Of course the reason why states get into these conflicts is because they believe that they have not yet been violent enough to get the result they want out of the conflict.
The states that are well run enough to realise that this is pointless endevour, will pull out of the conflict when it becomes obvious that it can never end in the way they want to. Democracies are very good at this, Vietnam being a good example. If the US was like those other wartorn countries it would still be in there today, but it is not, it realized that the war was going nowhere so it pulled out, and both countries are better off for it.

observa
observa
2021 years ago

Both Wayne and Ken have a point here. Ken recognizes the need for rule of law and fair trial and punishment lest we become what we ousted. However, moderate policing and court trials,etc can only apply in jurisdictions where most citizens are generally law abiding. Where a significant minority continually threatens the life and limb of the majority, more drastic defence measures are required. There is a probably a strong case for martial law here.

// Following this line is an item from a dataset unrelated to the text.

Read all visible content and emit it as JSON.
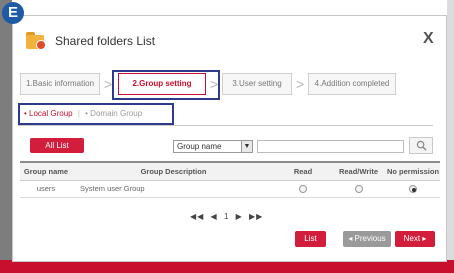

Probably the insurgents could be likened to spies in a battle zone, where they are out of uniform and represent a special threat. As such they forgo the rights of the uniformed combatant when captured. Of course they are not out of uniform in the sense that they dress as ordinary civilians, but they could be identified by the ownership/possession of automatic weapons, explosives, RPGs and the like.

The answer may lie in declaring martial law in particular areas like Fallujah. An amnesty would be offered for the surrender(or simply stockpiling weapons in the street) of weapons, before a house to house search under curfew/ lockdown conditions. The penalty for being found with such weapons on a premises is death by firing squad. COW troops could be involved with house to house searches and arrest, to be handed over to Iraqi authorities for immediate punishment. Observe the amnesty or be shot. Civil law could return after martial law was lifted.

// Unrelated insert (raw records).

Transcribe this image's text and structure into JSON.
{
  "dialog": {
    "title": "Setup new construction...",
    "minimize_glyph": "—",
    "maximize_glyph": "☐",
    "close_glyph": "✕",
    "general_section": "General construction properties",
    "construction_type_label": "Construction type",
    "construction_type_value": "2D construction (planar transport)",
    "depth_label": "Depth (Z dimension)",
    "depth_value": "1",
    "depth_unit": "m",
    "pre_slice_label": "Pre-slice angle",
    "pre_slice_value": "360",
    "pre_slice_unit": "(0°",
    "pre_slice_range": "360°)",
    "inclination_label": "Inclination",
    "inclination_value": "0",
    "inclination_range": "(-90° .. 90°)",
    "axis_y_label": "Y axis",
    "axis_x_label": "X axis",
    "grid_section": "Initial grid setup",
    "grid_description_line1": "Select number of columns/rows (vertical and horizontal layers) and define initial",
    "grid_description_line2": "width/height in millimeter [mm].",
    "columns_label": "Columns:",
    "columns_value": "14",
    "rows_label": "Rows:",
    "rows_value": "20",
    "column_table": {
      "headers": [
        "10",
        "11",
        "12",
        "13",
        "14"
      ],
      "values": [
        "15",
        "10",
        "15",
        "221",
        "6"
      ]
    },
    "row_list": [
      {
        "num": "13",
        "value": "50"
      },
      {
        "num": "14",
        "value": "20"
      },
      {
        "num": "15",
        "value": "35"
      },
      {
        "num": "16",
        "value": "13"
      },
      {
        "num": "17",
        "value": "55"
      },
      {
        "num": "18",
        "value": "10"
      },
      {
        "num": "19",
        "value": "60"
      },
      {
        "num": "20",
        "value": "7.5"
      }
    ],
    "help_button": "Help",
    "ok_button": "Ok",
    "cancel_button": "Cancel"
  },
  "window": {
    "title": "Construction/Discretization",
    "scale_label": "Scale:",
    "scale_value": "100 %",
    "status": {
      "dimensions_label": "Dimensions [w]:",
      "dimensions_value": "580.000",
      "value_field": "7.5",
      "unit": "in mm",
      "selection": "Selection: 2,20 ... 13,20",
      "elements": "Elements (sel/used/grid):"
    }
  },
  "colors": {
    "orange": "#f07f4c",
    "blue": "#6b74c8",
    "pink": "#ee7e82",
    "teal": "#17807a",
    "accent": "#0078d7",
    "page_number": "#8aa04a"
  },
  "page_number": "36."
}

Geoff Honnor
Geoff Honnor
2021 years ago

I think Wayne raises an important point. Liberal democratic sensibilities are viewed as the West’s Achilles Heel in any engagement of this nature. Ken points out that we wouldn’t have it any other way. They’re both right. Ergo, the ongoing problem….

yobbo
2021 years ago

The SMH made the whole thing up…